5. Install RDP client on your local machine…

Install Chromium brownser on Ubuntu 12.10

FireFox is in need of Unity by default and it appears it doesn’t exist on 12.10. I wanted Chrome on there anyway but it didn’t work either. Chromium does:

sudo apt-get install chromium-browser

Feb 13

Adding Copy Filename and Copy Path to Sublime Text’s Sidebar

Sublime_Text_Logo[1]My text editor of choice is Sublime Text but right out of the box, it does not include copy filename or copy file path in the sidebar (both of which I use constantly). Seems that whenever I install it on a new machine (which I just did) I forget how to install the Package Control package, which offers such goodies. Therefore, I thought I would park the instructions here for your–and more importantly, my–convenience.

It’s pretty easy…

  1. In Sublime Text, type ctrl+` to access the console
  2. Copy the code below, paste it in the console and hit return
  3. Restart Sublime Text
  4. import urllib2,os; pf='Package Control.sublime-package'; ipp=sublime.installed_packages_path(); os.makedirs(ipp) if not os.path.exists(ipp) else None; urllib2.install_opener(urllib2.build_opener(urllib2.ProxyHandler())); open(os.path.join(ipp,pf),'wb').write(urllib2.urlopen(''+pf.replace(' ','%20')).read()); print('Please restart Sublime Text to finish installation')

Now, when right/ctrl-clicking a file or files in Sublime Text’s sidebar, you should see a wealth of options including copy path/name.

If for some reason this fails to work, you can download and install manually with the instructions here…

Now that you have Package Control installed, use it by typing shift-ctrl-p. You can then, as you might imagine, control Sublime packages.

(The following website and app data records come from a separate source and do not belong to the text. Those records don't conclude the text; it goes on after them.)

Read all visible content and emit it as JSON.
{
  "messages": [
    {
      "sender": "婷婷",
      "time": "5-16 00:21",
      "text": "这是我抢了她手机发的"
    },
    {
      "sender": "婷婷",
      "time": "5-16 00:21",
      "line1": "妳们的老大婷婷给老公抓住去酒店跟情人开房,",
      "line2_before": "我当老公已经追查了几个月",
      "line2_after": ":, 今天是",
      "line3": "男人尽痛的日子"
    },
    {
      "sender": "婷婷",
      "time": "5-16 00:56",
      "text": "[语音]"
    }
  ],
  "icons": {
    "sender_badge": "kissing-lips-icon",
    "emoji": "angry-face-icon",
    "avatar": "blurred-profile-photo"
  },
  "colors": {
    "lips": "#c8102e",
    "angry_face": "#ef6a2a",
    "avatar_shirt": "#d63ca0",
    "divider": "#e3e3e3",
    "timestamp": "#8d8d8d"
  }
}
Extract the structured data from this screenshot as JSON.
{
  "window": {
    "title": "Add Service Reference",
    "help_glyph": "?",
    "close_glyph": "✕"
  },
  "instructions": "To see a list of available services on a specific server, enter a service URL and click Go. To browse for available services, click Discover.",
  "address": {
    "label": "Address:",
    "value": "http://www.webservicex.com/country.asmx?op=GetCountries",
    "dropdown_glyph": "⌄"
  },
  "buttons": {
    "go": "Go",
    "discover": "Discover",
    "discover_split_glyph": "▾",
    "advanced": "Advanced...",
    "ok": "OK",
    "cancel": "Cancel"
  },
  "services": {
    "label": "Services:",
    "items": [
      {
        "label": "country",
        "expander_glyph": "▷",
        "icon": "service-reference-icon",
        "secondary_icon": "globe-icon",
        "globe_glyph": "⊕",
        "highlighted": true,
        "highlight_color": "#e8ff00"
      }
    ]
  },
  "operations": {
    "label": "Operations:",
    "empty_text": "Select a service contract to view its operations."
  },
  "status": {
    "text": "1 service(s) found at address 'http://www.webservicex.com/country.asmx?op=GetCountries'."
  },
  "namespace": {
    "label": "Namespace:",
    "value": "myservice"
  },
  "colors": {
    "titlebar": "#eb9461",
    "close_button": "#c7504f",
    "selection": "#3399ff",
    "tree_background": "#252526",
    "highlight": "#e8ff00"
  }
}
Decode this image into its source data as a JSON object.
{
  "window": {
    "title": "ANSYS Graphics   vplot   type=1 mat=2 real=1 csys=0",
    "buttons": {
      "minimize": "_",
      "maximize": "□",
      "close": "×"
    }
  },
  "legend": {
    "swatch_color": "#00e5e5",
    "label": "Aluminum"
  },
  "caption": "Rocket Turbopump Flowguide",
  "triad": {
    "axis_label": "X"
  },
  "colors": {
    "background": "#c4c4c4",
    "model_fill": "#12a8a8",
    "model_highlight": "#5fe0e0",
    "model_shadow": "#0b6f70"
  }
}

Eg. install, remove, etc…. My two must-haves are: SideBarEnhancements and All Complete. To install them:

  1. Click shift-ctrl-p
  2. Start typing “install” and select Package Control: Install Package
  3. A package prompt appears; start typing the package name, eg. All Auto Complete

That’s it! Just repeat these steps for each package you’d like to install.